Breakfast is one of the leading causes of stalemates in the weight loss discussion. Most of us understand the whole skipping it means results because you’re eating less theory to be an over implication. But does its daily inclusion actually prompt healthier eating habits?
A summation of the data
The data is complicated by socioeconomic factors. While it is true that studies suggest people who eat breakfast generally weigh less than those that don’t, it’s also true that those who have the luxury of time to fit in breakfast every day tend to lead the kind of lifestyles that can prioritize healthy living. They were also found to generally earn higher wages. Laborers that either skip the meal because they work night shifts or because their income lacks the justification of including it every day are typically saddled with the kind of things that might additionally keep them from consistent physical activity.
Of course, weight loss and health is a muddy equivalency but the findings published in The British Medical Journal should be noted. Monash University conducted a study that found people who eat breakfast to consume about 260 more calories per day than those that do not. This is in direct defiance of the commonly stated assumption that not eating breakfast makes people imbibe more food to compensate throughout the day.
Registered dietitian, Sharon Collison endorsed breakfast as a healthy addition to your day even at the forfeit of the calorie intake. Skipping it can lead to inflammation and a series of other health problems. She states: “Skipping breakfast is associated with increased disease risk — not only obesity but diabetes, heart disease, and just lower dietary quality.”
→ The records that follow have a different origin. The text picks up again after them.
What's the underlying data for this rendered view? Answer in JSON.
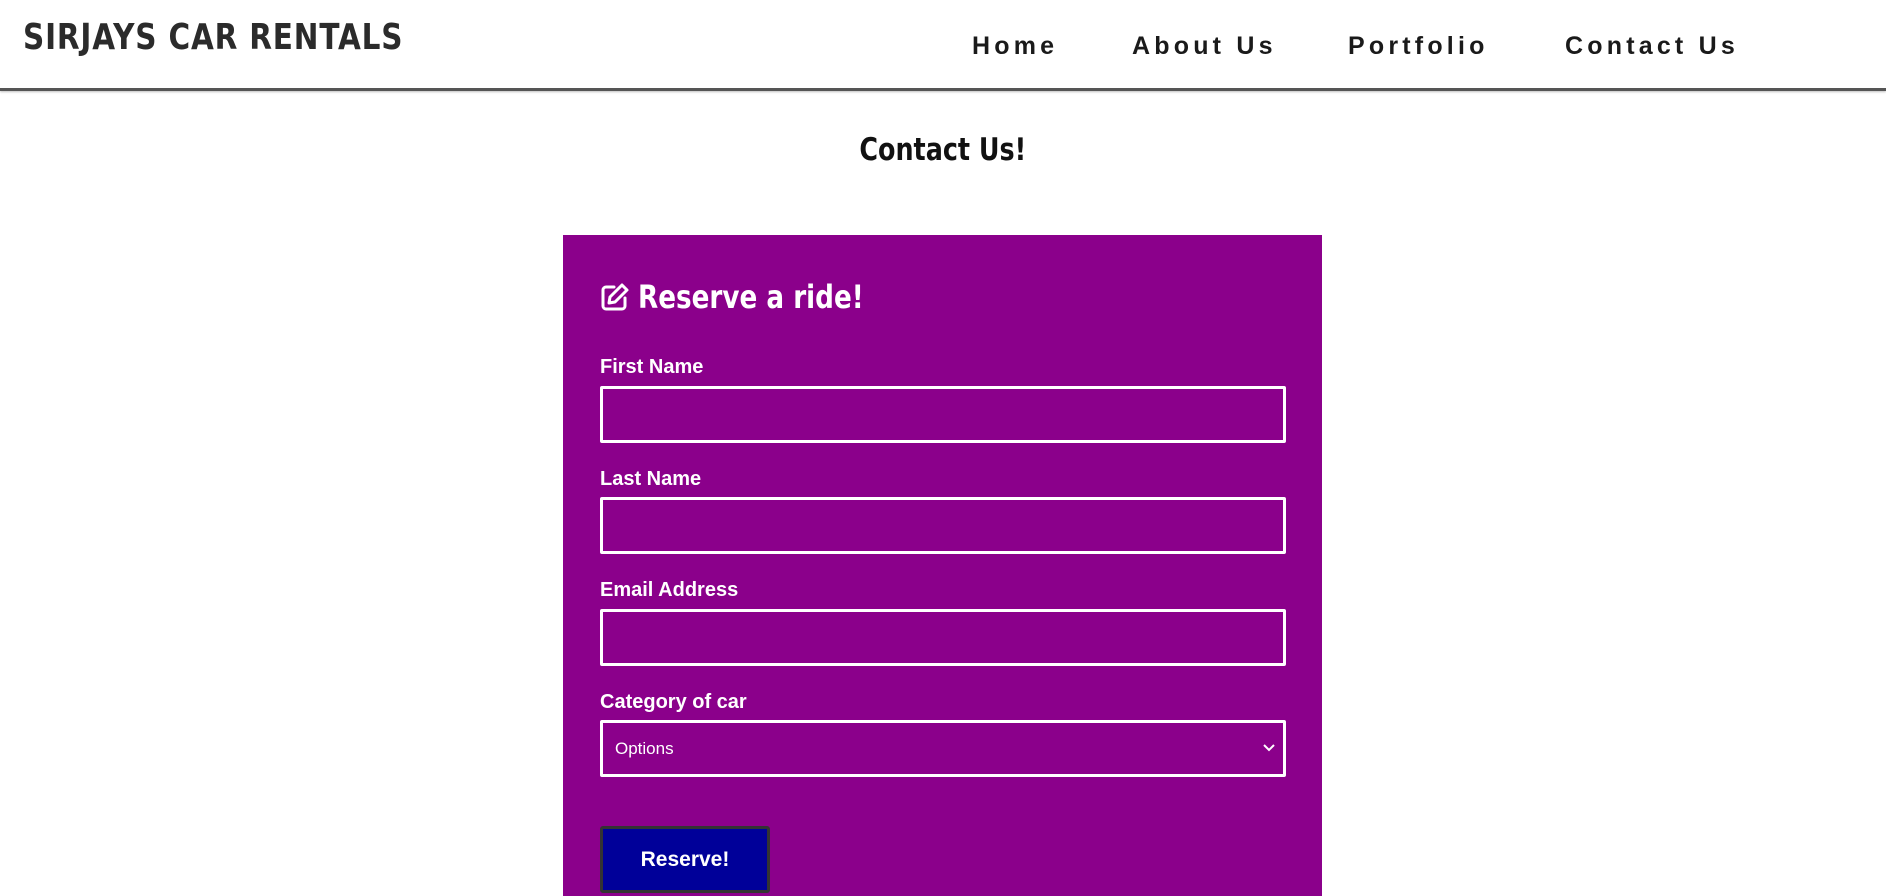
{
  "header": {
    "brand": "SIRJAYS CAR RENTALS",
    "nav": [
      {
        "label": "Home"
      },
      {
        "label": "About Us"
      },
      {
        "label": "Portfolio"
      },
      {
        "label": "Contact Us"
      }
    ]
  },
  "main": {
    "title": "Contact Us!"
  },
  "form": {
    "icon": "edit-icon",
    "title": "Reserve a ride!",
    "fields": [
      {
        "label": "First Name",
        "value": "",
        "placeholder": ""
      },
      {
        "label": "Last Name",
        "value": "",
        "placeholder": ""
      },
      {
        "label": "Email Address",
        "value": "",
        "placeholder": ""
      }
    ],
    "category": {
      "label": "Category of car",
      "selected": "Options"
    },
    "submit_label": "Reserve!"
  },
  "colors": {
    "panel": "#8b008b",
    "button": "#000099",
    "text_on_panel": "#ffffff",
    "header_border": "#555555"
  }
}
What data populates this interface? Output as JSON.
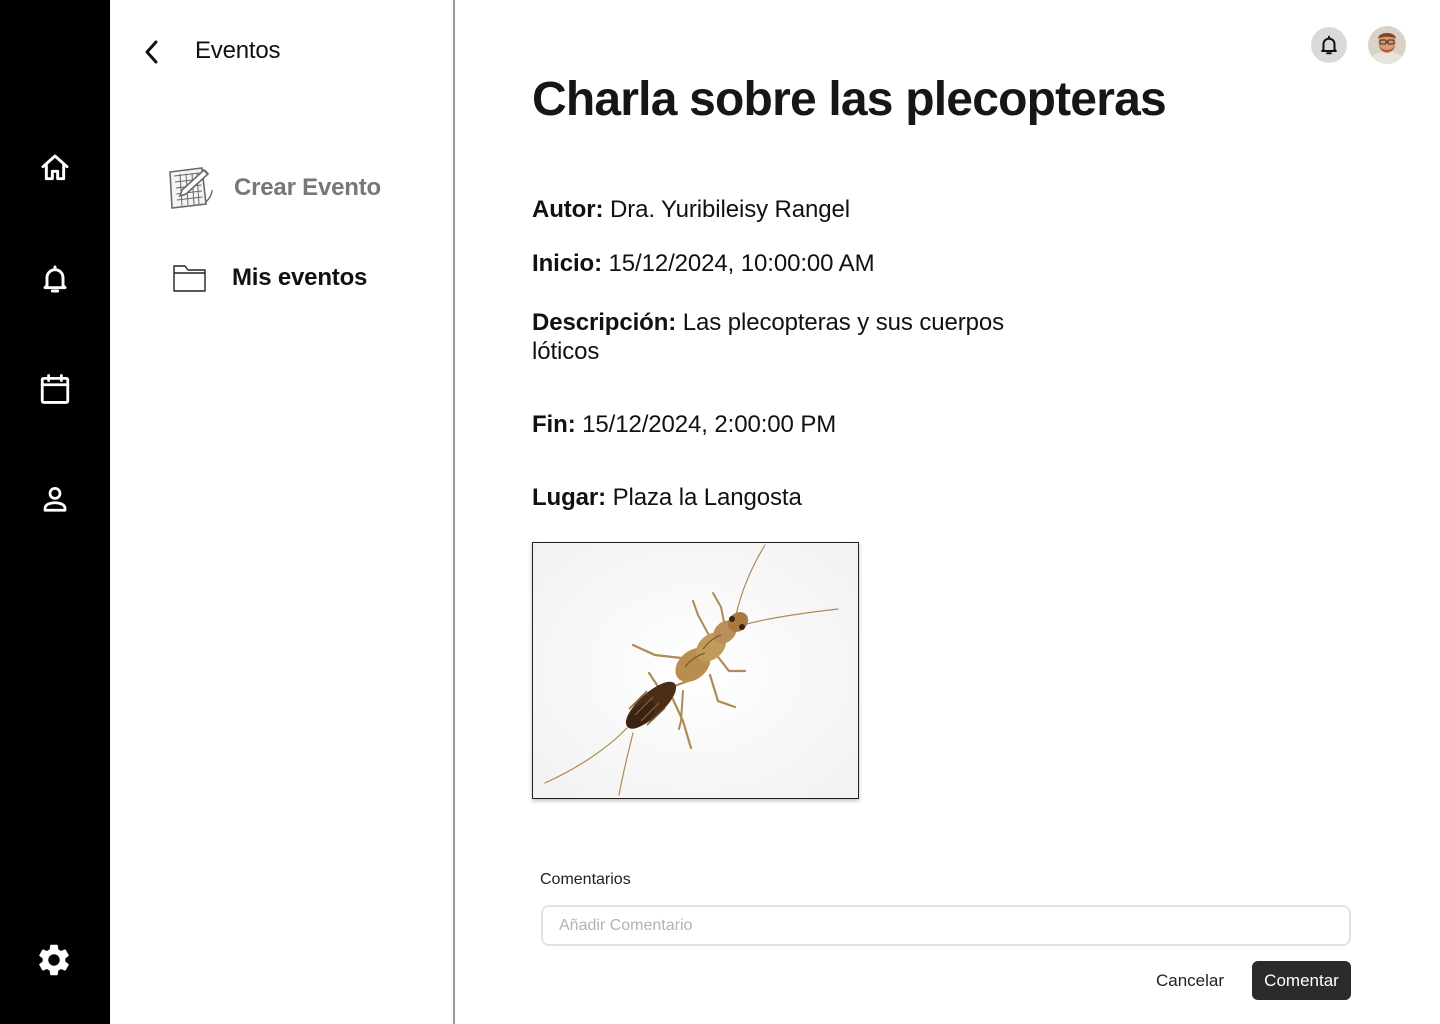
{
  "rail": {
    "items": [
      {
        "icon": "home-icon"
      },
      {
        "icon": "bell-icon"
      },
      {
        "icon": "calendar-icon"
      },
      {
        "icon": "user-icon"
      }
    ],
    "settings_icon": "gear-icon"
  },
  "subnav": {
    "title": "Eventos",
    "items": [
      {
        "label": "Crear Evento",
        "icon": "create-event-icon"
      },
      {
        "label": "Mis eventos",
        "icon": "folder-icon"
      }
    ]
  },
  "event": {
    "title": "Charla sobre las plecopteras",
    "author_label": "Autor:",
    "author": "Dra. Yuribileisy Rangel",
    "start_label": "Inicio:",
    "start": "15/12/2024, 10:00:00 AM",
    "description_label": "Descripción:",
    "description": "Las plecopteras y sus cuerpos lóticos",
    "end_label": "Fin:",
    "end": "15/12/2024, 2:00:00 PM",
    "place_label": "Lugar:",
    "place": "Plaza la Langosta"
  },
  "comments": {
    "label": "Comentarios",
    "placeholder": "Añadir Comentario",
    "value": "",
    "cancel_label": "Cancelar",
    "submit_label": "Comentar"
  },
  "colors": {
    "rail": "#000000",
    "primary_button": "#2b2b2b",
    "muted_text": "#777777"
  }
}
The issue with evaluating the value of breakfast as far as weight loss is concerned also comes down to body types. Evidence suggests breakfast can improve the rate at which fat is burned for those that are already lean; however intermittent fasting was found to be a much more reliable method of weight loss for other body types.
Well, there isn’t one.
The should or shouldn’t we eat breakfast inquiry may be a little misguided anyway. Whether your goal is to lose weight or to merely live in good health, the question should be aimed at what you’re doing in addition to what you do or don’t eat in the morning – and how you prepare said food if you fit into the former.
Even if the science championed breakfast as an absolute must, a donut and a sausage croissant would negate any proposed health benefits. Breakfast is only a healthy option if it’s defined as a meal intended to maximize energy levels and supply the necessary minerals and nutrients.
As far as skipping breakfast is concerned: a study was published by The British Dietary Avocation society debunked the idea that doing so will have negative effects on metabolism. The analytics found that the basic metabolic rate for both groups (the skippers and breakfast eaters) were the same.
By examining the consistent data from both the advocates and detractors we can safely assume the following:
- Breakfast is an opportune meal to provide yourself with important nutrients and minerals conducive for a successful day
- People who regularly consume breakfast do take on an average of 264 calories more than those that do not
- You will lose weight fast by skipping breakfast but maintain your current weight much easier if you do not.